We’ve all said or done things in the heat of the moment that we later regret. Whether it’s yelling at our partner or kids, getting escalated during a meeting, or snapping at our aging parents; we’ve all been there. It’s not a fun place to be.
When it’s happening we feel angry and frustrated. We might even become physically heated (hence the saying hot-tempered) and red in the face. Our breathing becomes fast and shallow. We might feel as if we aren’t in control and say things we would never say otherwise.
So if we know that we do this and feel bad about it after the fact: Why does it keep happening?
Because it’s our bodies natural way of reacting to stress.
When we experience stress our body naturally responds in one of three ways:
We become angry and want to fight our way out of the situation
We want to run away from what is happening as quickly as we can
Our bodies freeze and we don’t know how to respond or can’t respond
The brain scientists out there call this our fight, flight, or freeze response.
It’s our NATURAL way of responding to stress. Yes, I know I’m yelling at you but I want you to understand that there’s a reason this happens and that we all do it. You aren’t alone.
Knowing we aren’t alone might give you some level of comfort but we still know this isn’t a fun place to be. Some of us have even conditioned our bodies to live in this place. When that happens the stress response begins to cause our bodies to always be on alert and work way too hard.

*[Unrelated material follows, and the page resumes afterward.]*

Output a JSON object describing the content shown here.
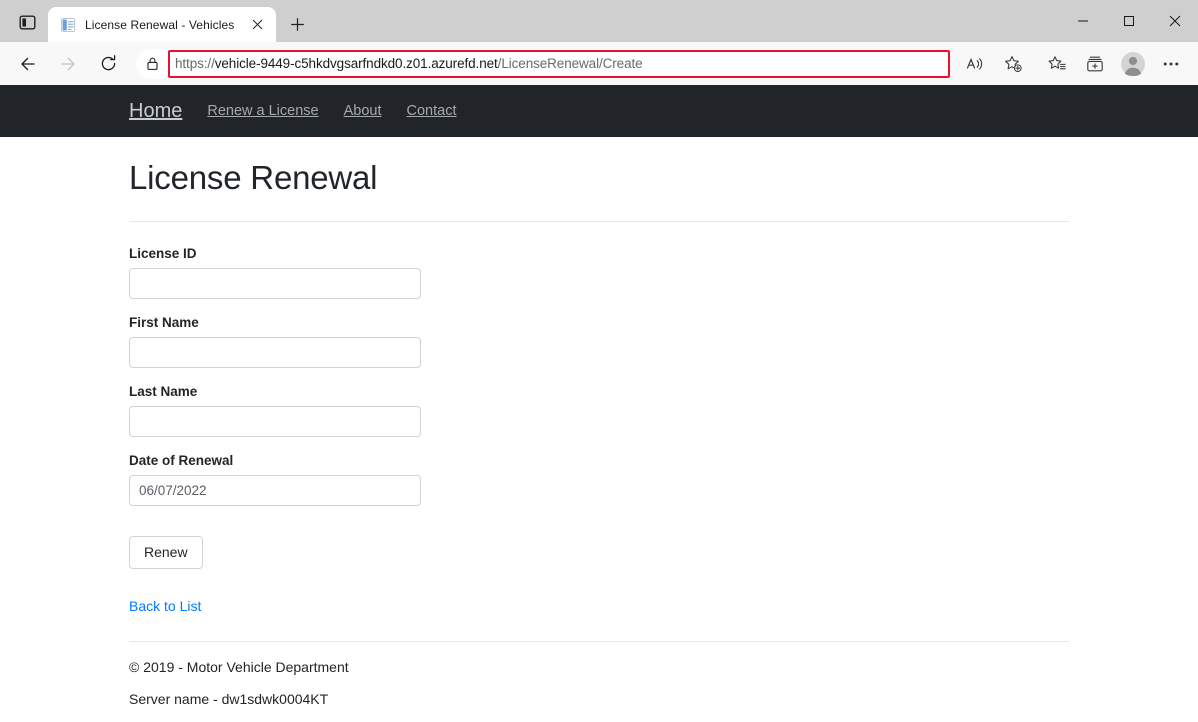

This can lead to dis-ease in our bodies because of a weakened immune system, inflammation and illness.
OK, now that we know what stress does to us: What can we actually do about it?

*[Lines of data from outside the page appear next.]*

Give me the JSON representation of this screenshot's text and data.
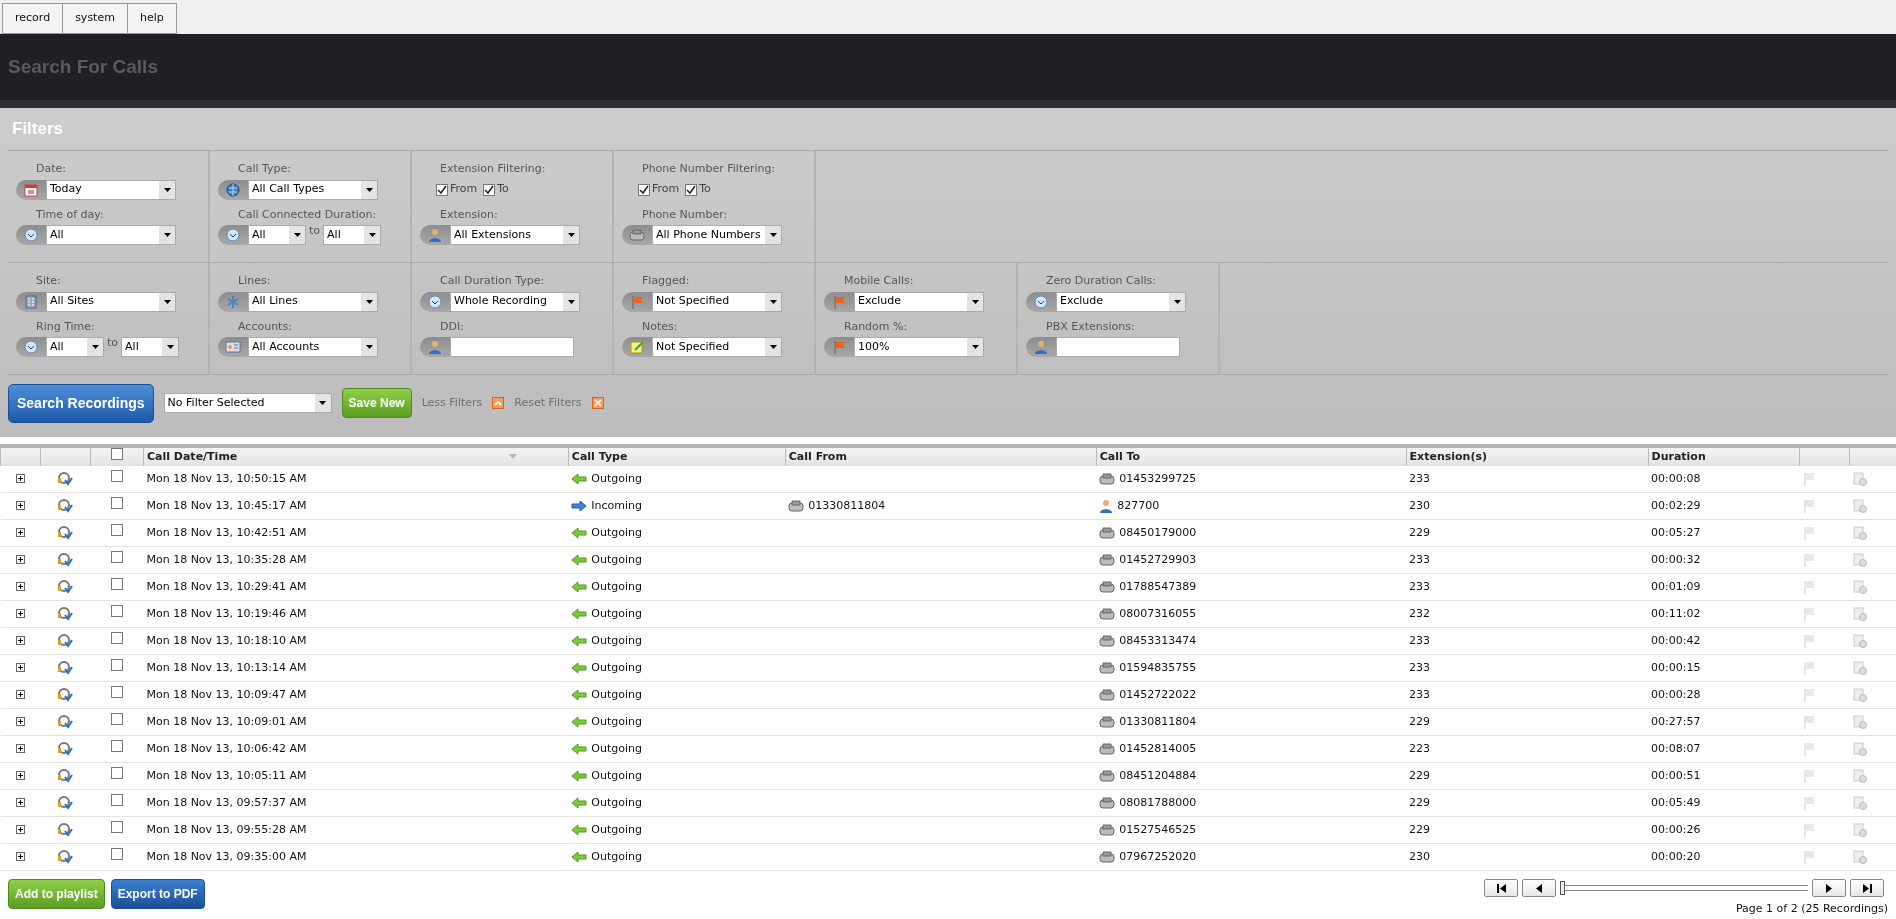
{
  "menu": [
    {
      "label": "record"
    },
    {
      "label": "system"
    },
    {
      "label": "help"
    }
  ],
  "page_title": "Search For Calls",
  "filters": {
    "title": "Filters",
    "rows": [
      [
        {
          "fields": [
            {
              "kind": "select",
              "label": "Date:",
              "value": "Today"
            },
            {
              "kind": "range",
              "label": "Time of day:",
              "value": "All"
            }
          ]
        },
        {
          "fields": [
            {
              "kind": "select",
              "label": "Call Type:",
              "value": "All Call Types"
            },
            {
              "kind": "range",
              "label": "Call Connected Duration:",
              "from": "All",
              "separator": "to",
              "to": "All"
            }
          ]
        },
        {
          "fields": [
            {
              "kind": "checks",
              "label": "Extension Filtering:",
              "options": [
                {
                  "label": "From",
                  "checked": true
                },
                {
                  "label": "To",
                  "checked": true
                }
              ]
            },
            {
              "kind": "select",
              "label": "Extension:",
              "value": "All Extensions"
            }
          ]
        },
        {
          "fields": [
            {
              "kind": "checks",
              "label": "Phone Number Filtering:",
              "options": [
                {
                  "label": "From",
                  "checked": true
                },
                {
                  "label": "To",
                  "checked": true
                }
              ]
            },
            {
              "kind": "select",
              "label": "Phone Number:",
              "value": "All Phone Numbers"
            }
          ]
        }
      ],
      [
        {
          "fields": [
            {
              "kind": "select",
              "label": "Site:",
              "value": "All Sites"
            },
            {
              "kind": "range",
              "label": "Ring Time:",
              "from": "All",
              "separator": "to",
              "to": "All"
            }
          ]
        },
        {
          "fields": [
            {
              "kind": "select",
              "label": "Lines:",
              "value": "All Lines"
            },
            {
              "kind": "select",
              "label": "Accounts:",
              "value": "All Accounts"
            }
          ]
        },
        {
          "fields": [
            {
              "kind": "select",
              "label": "Call Duration Type:",
              "value": "Whole Recording"
            },
            {
              "kind": "text",
              "label": "DDI:"
            }
          ]
        },
        {
          "fields": [
            {
              "kind": "select",
              "label": "Flagged:",
              "value": "Not Specified"
            },
            {
              "kind": "select",
              "label": "Notes:",
              "value": "Not Specified"
            }
          ]
        },
        {
          "fields": [
            {
              "kind": "select",
              "label": "Mobile Calls:",
              "value": "Exclude"
            },
            {
              "kind": "select",
              "label": "Random %:",
              "value": "100%"
            }
          ]
        },
        {
          "fields": [
            {
              "kind": "select",
              "label": "Zero Duration Calls:",
              "value": "Exclude"
            },
            {
              "kind": "text",
              "label": "PBX Extensions:"
            }
          ]
        }
      ]
    ]
  },
  "actions": {
    "search_button": "Search Recordings",
    "saved_filter": "No Filter Selected",
    "save_button": "Save New",
    "less_filters": "Less Filters",
    "reset_filters": "Reset Filters"
  },
  "table": {
    "select_all_checked": false,
    "columns": [
      "Call Date/Time",
      "Call Type",
      "Call From",
      "Call To",
      "Extension(s)",
      "Duration"
    ],
    "rows": [
      {
        "checked": false,
        "date": "Mon 18 Nov 13, 10:50:15 AM",
        "call_type": {
          "kind": "outgoing",
          "label": "Outgoing"
        },
        "call_to": {
          "kind": "phone",
          "number": "01453299725"
        },
        "extension": "233",
        "duration": "00:00:08"
      },
      {
        "checked": false,
        "date": "Mon 18 Nov 13, 10:45:17 AM",
        "call_type": {
          "kind": "incoming",
          "label": "Incoming"
        },
        "call_from": {
          "kind": "phone",
          "number": "01330811804"
        },
        "call_to": {
          "kind": "person",
          "number": "827700"
        },
        "extension": "230",
        "duration": "00:02:29"
      },
      {
        "checked": false,
        "date": "Mon 18 Nov 13, 10:42:51 AM",
        "call_type": {
          "kind": "outgoing",
          "label": "Outgoing"
        },
        "call_to": {
          "kind": "phone",
          "number": "08450179000"
        },
        "extension": "229",
        "duration": "00:05:27"
      },
      {
        "checked": false,
        "date": "Mon 18 Nov 13, 10:35:28 AM",
        "call_type": {
          "kind": "outgoing",
          "label": "Outgoing"
        },
        "call_to": {
          "kind": "phone",
          "number": "01452729903"
        },
        "extension": "233",
        "duration": "00:00:32"
      },
      {
        "checked": false,
        "date": "Mon 18 Nov 13, 10:29:41 AM",
        "call_type": {
          "kind": "outgoing",
          "label": "Outgoing"
        },
        "call_to": {
          "kind": "phone",
          "number": "01788547389"
        },
        "extension": "233",
        "duration": "00:01:09"
      },
      {
        "checked": false,
        "date": "Mon 18 Nov 13, 10:19:46 AM",
        "call_type": {
          "kind": "outgoing",
          "label": "Outgoing"
        },
        "call_to": {
          "kind": "phone",
          "number": "08007316055"
        },
        "extension": "232",
        "duration": "00:11:02"
      },
      {
        "checked": false,
        "date": "Mon 18 Nov 13, 10:18:10 AM",
        "call_type": {
          "kind": "outgoing",
          "label": "Outgoing"
        },
        "call_to": {
          "kind": "phone",
          "number": "08453313474"
        },
        "extension": "233",
        "duration": "00:00:42"
      },
      {
        "checked": false,
        "date": "Mon 18 Nov 13, 10:13:14 AM",
        "call_type": {
          "kind": "outgoing",
          "label": "Outgoing"
        },
        "call_to": {
          "kind": "phone",
          "number": "01594835755"
        },
        "extension": "233",
        "duration": "00:00:15"
      },
      {
        "checked": false,
        "date": "Mon 18 Nov 13, 10:09:47 AM",
        "call_type": {
          "kind": "outgoing",
          "label": "Outgoing"
        },
        "call_to": {
          "kind": "phone",
          "number": "01452722022"
        },
        "extension": "233",
        "duration": "00:00:28"
      },
      {
        "checked": false,
        "date": "Mon 18 Nov 13, 10:09:01 AM",
        "call_type": {
          "kind": "outgoing",
          "label": "Outgoing"
        },
        "call_to": {
          "kind": "phone",
          "number": "01330811804"
        },
        "extension": "229",
        "duration": "00:27:57"
      },
      {
        "checked": false,
        "date": "Mon 18 Nov 13, 10:06:42 AM",
        "call_type": {
          "kind": "outgoing",
          "label": "Outgoing"
        },
        "call_to": {
          "kind": "phone",
          "number": "01452814005"
        },
        "extension": "223",
        "duration": "00:08:07"
      },
      {
        "checked": false,
        "date": "Mon 18 Nov 13, 10:05:11 AM",
        "call_type": {
          "kind": "outgoing",
          "label": "Outgoing"
        },
        "call_to": {
          "kind": "phone",
          "number": "08451204884"
        },
        "extension": "229",
        "duration": "00:00:51"
      },
      {
        "checked": false,
        "date": "Mon 18 Nov 13, 09:57:37 AM",
        "call_type": {
          "kind": "outgoing",
          "label": "Outgoing"
        },
        "call_to": {
          "kind": "phone",
          "number": "08081788000"
        },
        "extension": "229",
        "duration": "00:05:49"
      },
      {
        "checked": false,
        "date": "Mon 18 Nov 13, 09:55:28 AM",
        "call_type": {
          "kind": "outgoing",
          "label": "Outgoing"
        },
        "call_to": {
          "kind": "phone",
          "number": "01527546525"
        },
        "extension": "229",
        "duration": "00:00:26"
      },
      {
        "checked": false,
        "date": "Mon 18 Nov 13, 09:35:00 AM",
        "call_type": {
          "kind": "outgoing",
          "label": "Outgoing"
        },
        "call_to": {
          "kind": "phone",
          "number": "07967252020"
        },
        "extension": "230",
        "duration": "00:00:20"
      }
    ]
  },
  "footer": {
    "buttons": [
      {
        "label": "Add to playlist",
        "kind": "green"
      },
      {
        "label": "Export to PDF",
        "kind": "blue"
      }
    ],
    "pager": {
      "level": 0
    },
    "page_info": "Page 1 of 2 (25 Recordings)"
  }
}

We can recondition our brains and bodies so that our natural way of responding to stress is no longer an F word (fight, flight, freeze). Don’t get me wrong - we still want to hold onto those three responses for when we are in real danger. We just don’t want that to be our go-to any longer for when we run out of coffee beans, lose our phone, or get asked a stupid question (you get the idea…).

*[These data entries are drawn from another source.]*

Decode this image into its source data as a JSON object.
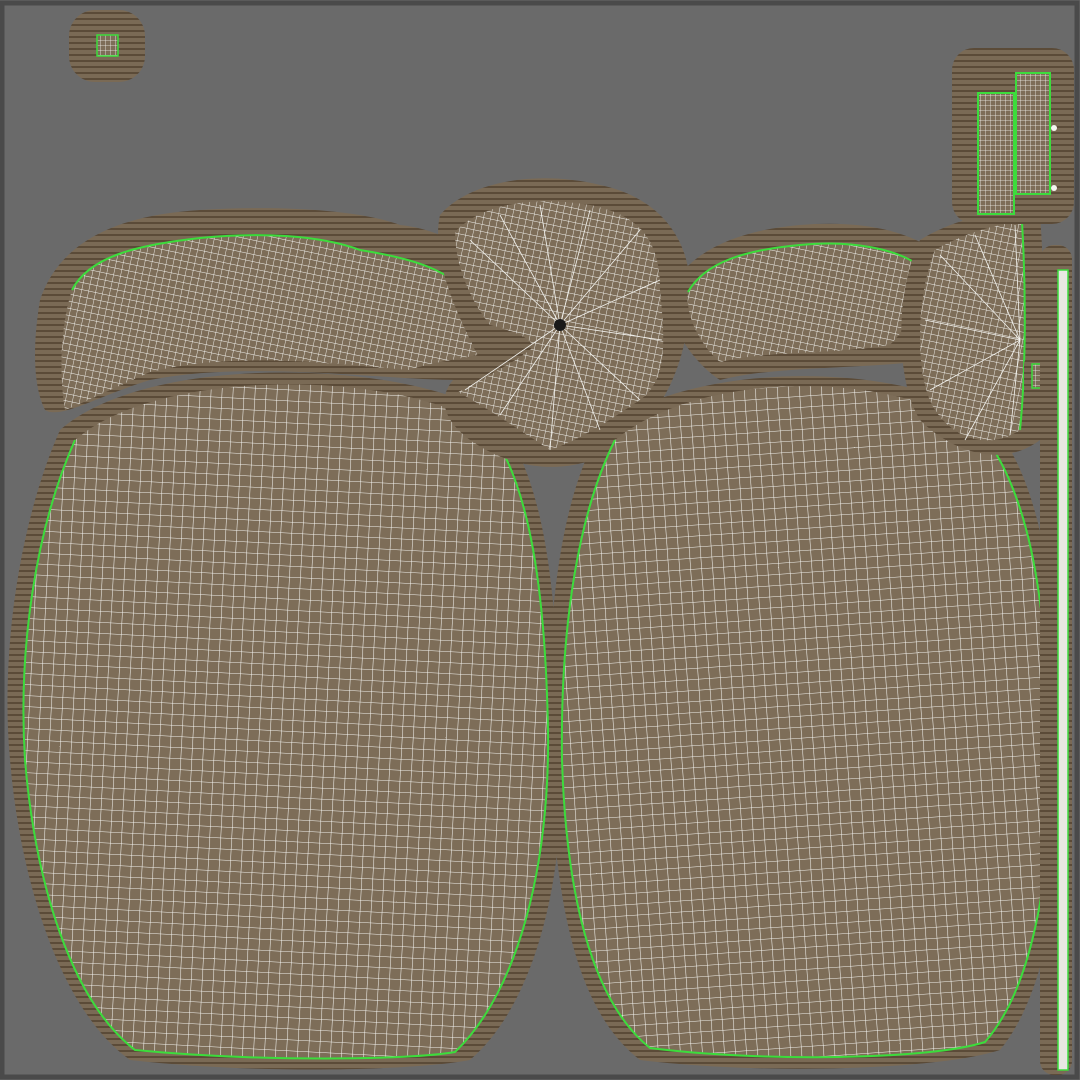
{
  "image": {
    "kind": "uv-texture-layout",
    "description_visible_text": [],
    "colors": {
      "canvas_background": "#6a6a6a",
      "frame": "#4a4a4a",
      "bleed_fill": "#7a6a55",
      "bleed_dark": "#4e3f2e",
      "island_fill": "#7d6d58",
      "wire": "#f4f4f0",
      "seam": "#3cdc3c"
    },
    "islands": [
      {
        "name": "bag-body-left"
      },
      {
        "name": "bag-neck-left"
      },
      {
        "name": "bag-top-cap-left"
      },
      {
        "name": "bag-body-right"
      },
      {
        "name": "bag-neck-right"
      },
      {
        "name": "bag-top-cap-right"
      },
      {
        "name": "strap-piece-a"
      },
      {
        "name": "strap-piece-b"
      },
      {
        "name": "small-square-patch"
      },
      {
        "name": "small-square-patch-2"
      },
      {
        "name": "long-strap-strip"
      }
    ]
  }
}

But how do we recondition our brains and bodies?
Allow me to share two tools that have been helpful for me. In my coaching practice I’ve shared these with many of my clients and they’ve often found them the most helpful of all the tools I’ve shared. Bonus; they are incredibly simple techniques and their acronyms make them easy to remember.
The first is a mindfulness technique called the STOP Meditation. It’s mindfulness based as it helps to bring you back to the present moment (instead of worrying about the past or future), back to your body (instead of being swept up in your thoughts) and gives you the time to calm down before you over-react.
Here it is:
T. Take three (or more, if needed) deep breaths
O. Observe your body (where are you tense? what is happening with your breath?)
P. Proceed with mindful awareness (instead of reacting to the situation you can now respond).
This easy to use tool has helped some of my clients with the stress of parenting, manage a challenging boss, and better handle crisis situations. It truly works.
The second tool is very similar in nature and comes from the iNLP (Neur-Linguistic Programming) Center.
NLP stands for Neuro-Linguistic Programming, which is essentially the study of how your brain responds to stimuli. The iNLP Center has coined the acronym AHA as a helpful way of reconditioning how your brain responds to stimuli.
Here we go:
This method allows you to recognize when an external stimuli is impacting you (positively or negatively). Once you have the awareness that your mind-body reaction has kicked in, you can teach yourself to halt. In the halting you have the time to think through the situation, address any old patterns you might be wanting to change, and then finally act from a more controlled place.
These two tools can help you cultivate more mindful awareness throughout your days. They can also help you better manage your stress so that you are calmer and more resilient in the face of daily challenges.
How can you STOP today and have more AHA moments? What do you have to loose? (hint: stress, anger, overwhelm and more) Share your comments and stories below.
Author Nicole Lovald is a certified Life Coach who integrates mindfulness and yoga philosophy in her coaching practice. Schedule a free wellness consultation here: www.spiritofthelakeyoga.com/wellness